Our efforts and programs are primarily focused on youth, but include building adult awareness of the factors influencing our community’s children – including peer pressure and parental behaviors – and providing support in resolving the issues we all face.
In 1995 a group of Rochester educators and other concerned individuals came together because of their concern about youth who were drinking, smoking and using other drugs. They formed the Rochester Coalition Against Drug Abuse and Violence. Even before the group incorporated, they had an impact on the community with a presentation on March 26, 1996, by H. Clay on how to help children and youth live up to their values when confronted with undesirable alternatives.
In October, 1997, the group became a non-profit corporation, The Rochester Community Coalition, with mission (as revised) “is dedicated to supporting healthy lifestyles, preventing and reducing substance abuse, and promoting safety in collaboration with youth, families and other sectors of our community”. In May of 1999, the Auburn Hills coalition asked to be included and we became the Rochester/Auburn Hills Community Coalition. It joined the national Community of Anti-drug Coalitions of America (CADCA) and the county Coalition of Healthy Communities, later to become the Alliance of Coalitions for Healthy Communities (ACHC). Coalitions believe in using multiple strategies over multiple sectors to achieve its goals and objectives.
In order to reduce the prevalence of substance abuse, the root cause as to why substances are being used needed to be understood. This led the RAHCC to examine the risk and protective factors prevalent in the community. Through the Search Institute Attitudes and Beliefs survey, data was gathered that illustrates the strengths and weaknesses of the various risk and protective factors.
From 2004 to 2009, RAHCC received a federal grant which was used for hiring full-time staff and offering several programs to youth to help them avoid or cease using alcohol, tobacco and other drugs (ATOD). Also, RAHCC was able to sponsor a Teen Council and Club Pride, in which youth developed programs to take elementary-aged children to discourage drug use. Some funding comes through ACHC to continue to support programs.

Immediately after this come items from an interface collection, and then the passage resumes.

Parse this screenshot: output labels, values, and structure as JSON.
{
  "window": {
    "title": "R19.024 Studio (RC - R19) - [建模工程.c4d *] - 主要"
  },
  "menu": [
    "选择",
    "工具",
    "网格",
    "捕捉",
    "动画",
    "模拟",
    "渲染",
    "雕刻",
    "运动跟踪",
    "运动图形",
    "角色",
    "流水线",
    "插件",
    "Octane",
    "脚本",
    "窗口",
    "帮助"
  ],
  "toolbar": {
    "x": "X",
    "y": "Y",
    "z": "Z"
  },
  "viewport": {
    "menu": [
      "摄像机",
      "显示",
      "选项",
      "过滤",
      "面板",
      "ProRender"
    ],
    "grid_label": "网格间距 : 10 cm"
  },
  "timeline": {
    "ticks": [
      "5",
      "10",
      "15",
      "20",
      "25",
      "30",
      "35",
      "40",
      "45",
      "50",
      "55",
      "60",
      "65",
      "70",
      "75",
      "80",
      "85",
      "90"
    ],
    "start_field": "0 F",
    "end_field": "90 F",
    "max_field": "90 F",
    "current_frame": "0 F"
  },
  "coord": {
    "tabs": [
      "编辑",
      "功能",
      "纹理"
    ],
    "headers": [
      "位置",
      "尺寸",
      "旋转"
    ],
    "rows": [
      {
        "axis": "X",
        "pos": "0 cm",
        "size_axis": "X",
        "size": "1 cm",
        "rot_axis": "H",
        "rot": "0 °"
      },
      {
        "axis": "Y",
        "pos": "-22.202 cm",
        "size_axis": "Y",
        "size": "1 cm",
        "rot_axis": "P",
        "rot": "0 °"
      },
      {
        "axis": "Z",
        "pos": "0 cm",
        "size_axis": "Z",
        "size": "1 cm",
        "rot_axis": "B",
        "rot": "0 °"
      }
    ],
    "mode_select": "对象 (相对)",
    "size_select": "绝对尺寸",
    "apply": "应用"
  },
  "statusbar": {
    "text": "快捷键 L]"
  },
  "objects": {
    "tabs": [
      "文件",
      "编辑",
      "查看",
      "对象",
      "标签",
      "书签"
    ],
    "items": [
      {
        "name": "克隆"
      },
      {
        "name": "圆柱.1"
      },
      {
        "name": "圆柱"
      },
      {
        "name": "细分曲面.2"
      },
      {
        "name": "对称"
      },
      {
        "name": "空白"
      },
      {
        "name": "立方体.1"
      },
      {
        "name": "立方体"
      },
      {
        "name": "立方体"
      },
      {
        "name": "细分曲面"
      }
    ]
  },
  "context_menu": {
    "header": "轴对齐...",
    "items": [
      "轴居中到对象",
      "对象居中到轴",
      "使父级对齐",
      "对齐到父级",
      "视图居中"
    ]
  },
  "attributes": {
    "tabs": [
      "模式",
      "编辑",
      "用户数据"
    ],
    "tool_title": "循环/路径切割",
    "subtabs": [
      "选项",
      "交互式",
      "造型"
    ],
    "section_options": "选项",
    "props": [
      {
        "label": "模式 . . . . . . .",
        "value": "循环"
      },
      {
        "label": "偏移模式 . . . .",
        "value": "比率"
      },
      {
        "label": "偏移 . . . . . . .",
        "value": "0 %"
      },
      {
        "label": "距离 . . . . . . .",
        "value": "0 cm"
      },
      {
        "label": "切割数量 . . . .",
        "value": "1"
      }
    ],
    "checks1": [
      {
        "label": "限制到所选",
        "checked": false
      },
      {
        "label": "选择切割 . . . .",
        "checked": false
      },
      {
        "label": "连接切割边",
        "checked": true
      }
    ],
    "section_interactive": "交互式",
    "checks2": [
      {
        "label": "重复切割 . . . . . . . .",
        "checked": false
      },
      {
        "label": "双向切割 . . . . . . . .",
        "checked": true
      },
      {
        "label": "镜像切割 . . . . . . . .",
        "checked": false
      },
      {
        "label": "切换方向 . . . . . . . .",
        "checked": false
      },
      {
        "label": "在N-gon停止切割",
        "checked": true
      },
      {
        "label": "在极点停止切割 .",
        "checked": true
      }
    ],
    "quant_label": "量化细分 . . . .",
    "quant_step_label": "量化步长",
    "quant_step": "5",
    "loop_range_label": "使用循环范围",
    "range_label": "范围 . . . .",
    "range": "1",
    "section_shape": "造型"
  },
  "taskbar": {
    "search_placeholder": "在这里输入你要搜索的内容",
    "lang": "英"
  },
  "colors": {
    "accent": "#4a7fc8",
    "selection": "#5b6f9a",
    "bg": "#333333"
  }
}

A valuable program that started before the grant and continues on is Youth Dialogue Day, which brings youth and community leaders together to discuss issues of mutual concern. This occurs yearly, usually in the fall. RAHCC also continues to supply information and support to parents as they guide their youth.